504 F.2d 713, 717 (9th Cir. 1974). Both sides agree that the
Court should utilize the long-recognized factors set forth in
AMF Inc. v. Sleekcraft Boats, 599 F.2d 341 (9th Cir.
1979), to determine if a likelihood of confusion exists in
applying the Sleekcraft factors, a court is to
consider: (1) the similarity of the marks; (2) the
relatedness of the two companies' services; (3) the
marketing channel used; (4) the strength of plaintiff's
mark; (5) the defendant's intent in selecting its mark;
(6) evidence of actual confusion; (7) the likelihood of
expansion into other markets; and (8) the degree of care
likely to be exercised by purchasers.

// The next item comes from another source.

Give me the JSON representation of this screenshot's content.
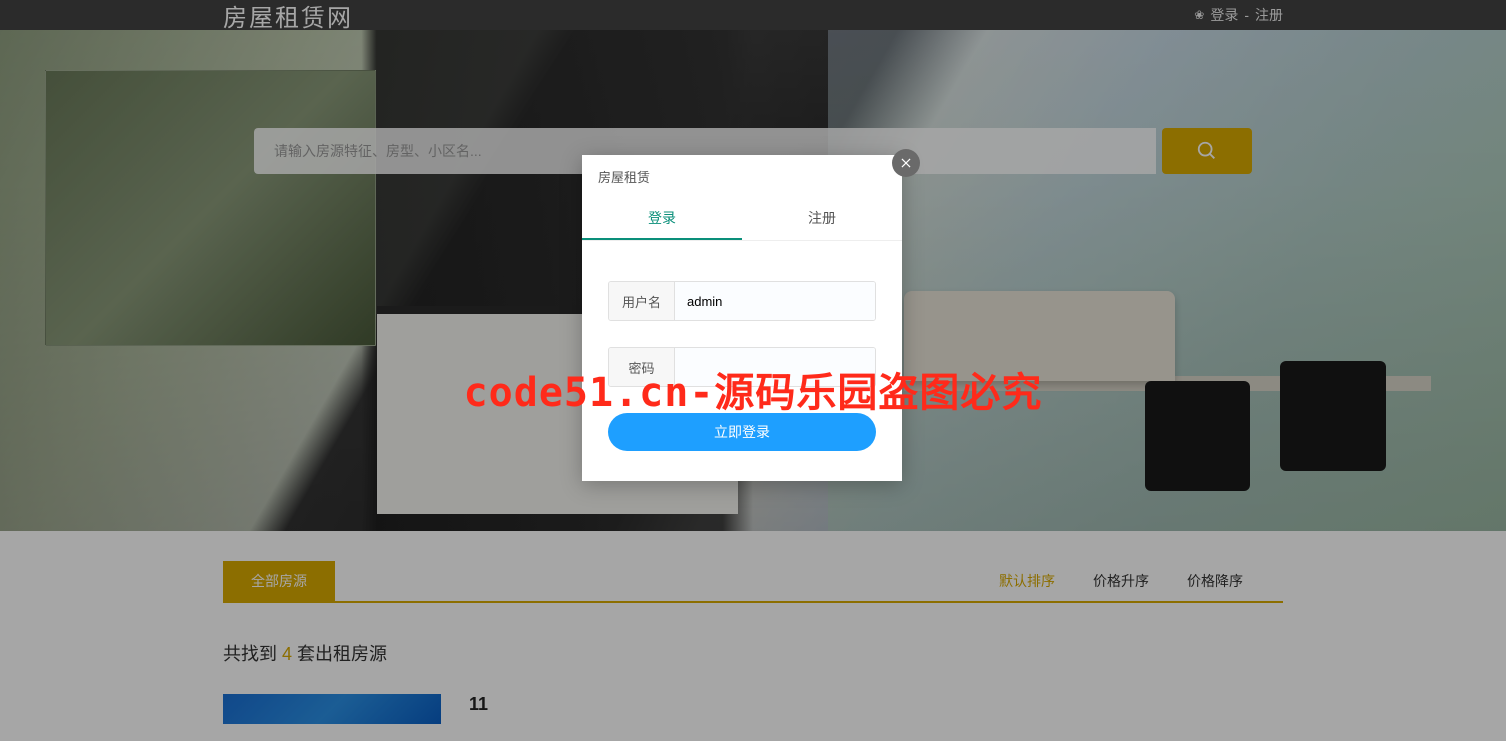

See GoTo.com, Inc.
v. Walt Disney Co., 202 F.3d 1199, 1205 (9th Cir. 2000).
The Sleekcraft factors are not mandatory or an
exhaustive list but rather “helpful guideposts”
for the Court to use. Fortune Dynamic, Inc., 618
F.3d at 1030. The Court need not give the factors equal
weight, or even utilize each factor, as some may not be
relevant or applicable. Marketquest Grp., Inc. v. BIC
Corp., 862 F.3d 927, 938 (9th Cir. 2017). The purpose of
a “factor” list such as this is simply to
“facilitate a court's analysis, to the degree [the
factors] are relevant in a given case.” Id.
first four factors are not as relevant to the Court because:
the use in question here is not just of a similar mark, but
is the use of the actual Mark itself (factor 1); the two
companies services are closely related (factor 2); both use
the internet as a marketing channel (factor 3); and the
strength of the Mark is not in question (factor
4).Additionally, because Lakeview and NRCC are
already competitors in a niche market, the likelihood of
expansion (factor 7) is not particularly relevant in this
case. See Brookfield, 174 F.3d at 1060. The
remaining three ...